Work required:
Only the lines that contain the string "icon" belong in the answer; pull them from the records.

Records supplied: Begin

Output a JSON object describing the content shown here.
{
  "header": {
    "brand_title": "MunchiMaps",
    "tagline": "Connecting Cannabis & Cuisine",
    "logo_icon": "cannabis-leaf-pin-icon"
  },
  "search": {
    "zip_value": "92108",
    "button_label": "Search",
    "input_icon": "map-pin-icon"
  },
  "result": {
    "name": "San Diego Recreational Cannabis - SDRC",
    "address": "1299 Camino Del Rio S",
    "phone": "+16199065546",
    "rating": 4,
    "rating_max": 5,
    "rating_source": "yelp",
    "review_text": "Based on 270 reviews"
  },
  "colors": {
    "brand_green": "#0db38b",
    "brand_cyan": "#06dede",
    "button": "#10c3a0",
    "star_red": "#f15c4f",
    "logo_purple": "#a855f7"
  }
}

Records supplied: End

Exercise response:
    "logo_icon": "cannabis-leaf-pin-icon"
    "input_icon": "map-pin-icon"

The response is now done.